See introduction for a discussion of the provenance, dating and significance of the route displayed here and other routes in the collection of 17th-century maps and plans discovered at Towneley Hall and now held at Lancashire Archives (DDX194). Email for a GPX file of the route that can be imported to various mapping programs (I can’t work out how to add it to WordPress).
The documents in the collection include both rough sketch maps and more finished drawings. The route here is based on one of the rough sketches for which no finished drawing has been found. It links the finished drawing for the route between Ribbleton and the River Brock with the finished drawing of that between Broughton and Ellel.
The unbounded section of the route shown below, between the River Brock and the River Calder (Cawther flu on the actual document), is a best fit from the information and measurements in the original.

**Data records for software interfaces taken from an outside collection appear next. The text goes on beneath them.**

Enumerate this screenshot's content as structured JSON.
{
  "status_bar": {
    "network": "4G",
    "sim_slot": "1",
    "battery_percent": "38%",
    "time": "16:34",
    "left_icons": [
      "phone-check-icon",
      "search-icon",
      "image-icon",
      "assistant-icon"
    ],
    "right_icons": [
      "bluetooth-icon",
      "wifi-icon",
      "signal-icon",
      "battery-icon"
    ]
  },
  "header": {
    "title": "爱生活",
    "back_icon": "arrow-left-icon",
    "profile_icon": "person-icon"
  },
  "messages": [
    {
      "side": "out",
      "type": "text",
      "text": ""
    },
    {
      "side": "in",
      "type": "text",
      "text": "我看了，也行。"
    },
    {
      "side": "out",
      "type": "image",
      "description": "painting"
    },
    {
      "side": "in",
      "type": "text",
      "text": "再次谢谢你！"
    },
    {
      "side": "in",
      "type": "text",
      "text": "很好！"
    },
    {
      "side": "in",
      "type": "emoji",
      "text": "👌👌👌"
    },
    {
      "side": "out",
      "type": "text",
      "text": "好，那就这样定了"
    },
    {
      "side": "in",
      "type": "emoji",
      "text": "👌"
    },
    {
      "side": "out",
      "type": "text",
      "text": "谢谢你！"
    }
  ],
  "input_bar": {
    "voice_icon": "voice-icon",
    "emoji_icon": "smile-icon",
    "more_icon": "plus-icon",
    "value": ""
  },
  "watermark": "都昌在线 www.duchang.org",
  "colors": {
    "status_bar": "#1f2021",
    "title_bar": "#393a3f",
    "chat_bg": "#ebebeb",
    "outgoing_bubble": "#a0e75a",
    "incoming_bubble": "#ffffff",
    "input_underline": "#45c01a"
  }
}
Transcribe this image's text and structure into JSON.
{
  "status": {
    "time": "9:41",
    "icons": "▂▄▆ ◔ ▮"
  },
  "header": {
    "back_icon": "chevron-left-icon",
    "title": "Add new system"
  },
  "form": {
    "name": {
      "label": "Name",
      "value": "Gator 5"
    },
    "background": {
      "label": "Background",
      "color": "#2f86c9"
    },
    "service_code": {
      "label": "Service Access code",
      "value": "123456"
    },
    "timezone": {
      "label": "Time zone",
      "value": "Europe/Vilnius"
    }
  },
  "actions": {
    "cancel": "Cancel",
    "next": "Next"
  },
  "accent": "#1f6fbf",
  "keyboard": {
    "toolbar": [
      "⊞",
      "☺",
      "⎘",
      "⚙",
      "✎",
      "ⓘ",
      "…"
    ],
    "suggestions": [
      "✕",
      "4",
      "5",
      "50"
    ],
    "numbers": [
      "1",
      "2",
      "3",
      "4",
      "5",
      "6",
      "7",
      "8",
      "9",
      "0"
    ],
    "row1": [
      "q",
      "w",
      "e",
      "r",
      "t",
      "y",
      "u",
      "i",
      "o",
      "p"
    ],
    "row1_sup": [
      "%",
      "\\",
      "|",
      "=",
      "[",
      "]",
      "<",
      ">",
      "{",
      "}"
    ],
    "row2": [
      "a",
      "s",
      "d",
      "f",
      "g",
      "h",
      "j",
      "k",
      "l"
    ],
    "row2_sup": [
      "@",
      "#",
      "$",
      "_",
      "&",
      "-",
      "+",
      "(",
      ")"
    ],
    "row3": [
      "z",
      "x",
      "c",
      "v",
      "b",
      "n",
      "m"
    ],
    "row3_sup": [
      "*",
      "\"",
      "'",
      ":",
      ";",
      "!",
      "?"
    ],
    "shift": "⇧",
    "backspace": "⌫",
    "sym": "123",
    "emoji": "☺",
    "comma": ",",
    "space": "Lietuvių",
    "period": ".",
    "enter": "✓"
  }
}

One probable error by the surveyors is the placing of ‘Wodacre mannor’ on the site of Dimples Hall. Woodacre Hall is nearly two miles further north. That aside the rough sketch does give a glimpse of the landscape in the area before a large part of it (Claighton Moor) was enclosed, suggesting properties to the east of what is now known as Foggs Farm and was then labelled as the property of a Mrs Fogg that no longer exist.
The original document is difficult to decipher in some places, not helped by the poor quality of my photograph. When Lancashire Archives reopens with the return to normal life after the Coronavirus pandemic is over I will check the original and, hopefully, improve my transcriptions.
A selection of some of the items on this site
Does the district known as Little Ireland that was firmly established in Preston by the middle of the 19th century qualify as a ‘ghetto’? It was home to Irish immigrants attracted by the town’s employment opportunities and driven by the famine that was devastating their country. See Irish ‘ghettoes’ in 19th-century Preston
When the 1871 census seemed to show just how much land was held in so few hands the Radicals were jubilant. The Conservative Earl of Derby was prodded to stand up in the House of Lords to demand a recount by way of a government survey. The result showed who owned most of the land in Lancashire. See Who owned Lancashire?
– Nigel Morgan’s ‘lost book’: the best guide to middle-class housing in Victorian Preston and a detailed source for the social history of the town. Rediscovered only very recently. See Desirable Dwellings – Nigel Morgan’s ‘lost book’
Why did so very few conscripts from Preston’s working-class districts find a place in the officer’s mess, and what does it say about the class divide in Edwardian Preston? See Great War conscription and Edwardian Preston’s ‘class ceiling’
The diaries of Thomas Bellingham (above) and Lawrence Rawstorne open a window on life in 17th-century Preston, and reveal the web of family and social connections that enabled the gentry to govern Lancashire. See Bellingham/Rawstorne diaries
From the back streets of Preston to the back streets of Farnworth by way of Cambridge and headship of Rivington Grammar School, the life of Septimus Tebay is a remarkable story of clogs to clogs in one generation. See Septimus Tebay — maths prodigy
A number of Catholic priests from Preston volunteered to serve as army chaplains in the Great War. They included Fr Bernard Page who saw service on the Western Front and in revolutionary Russia. Clerics in khaki
Alexander Rigby, one of the key figures in the Civil War in Lancashire, never let principles get in the way of a good deal: he was ‘never knowne to bee worth one [thousand] till hee became a publicke robber by law: but you must remember hee had beene a lawyer and a bad one.’ Alexander Rigby and his family.
Kim Travis has traced the history of the Tulketh district of Preston and its hall from pre-Norman times up to the present day. It is a marvelously detailed reconstruction. See Tulketh and its hall.
One of the foulest of the many obnoxious trades of Victorian England was the tanning of leather. The Dixon family of Bank Parade, Avenham, developed Preston’s largest tannery on their own doorstep. See Frenchwood Tannery.
Preston’s claim to have created Britain’s first public park with the opening of Moor Park in the first half of the 19th-century was, some years ago, called into question by a leading academic. Was he right? Preston’s first park.
Bow Lane, the Preston address of Lancashire Archives, was earlier named Spring Street. Even earlier it had a somewhat indecorous name. See Stand Prick Lane.
Preston Market Square in the later 17th century. Find this and other plans of the town at that date here.
Plan of Preston in 1774 showing the holdings of the principal landowners. The 1774 Preston survey.
Map shows what the road network round Preston might have looked like in the late 11th century. Note no Walton bridge. Preston after Domesday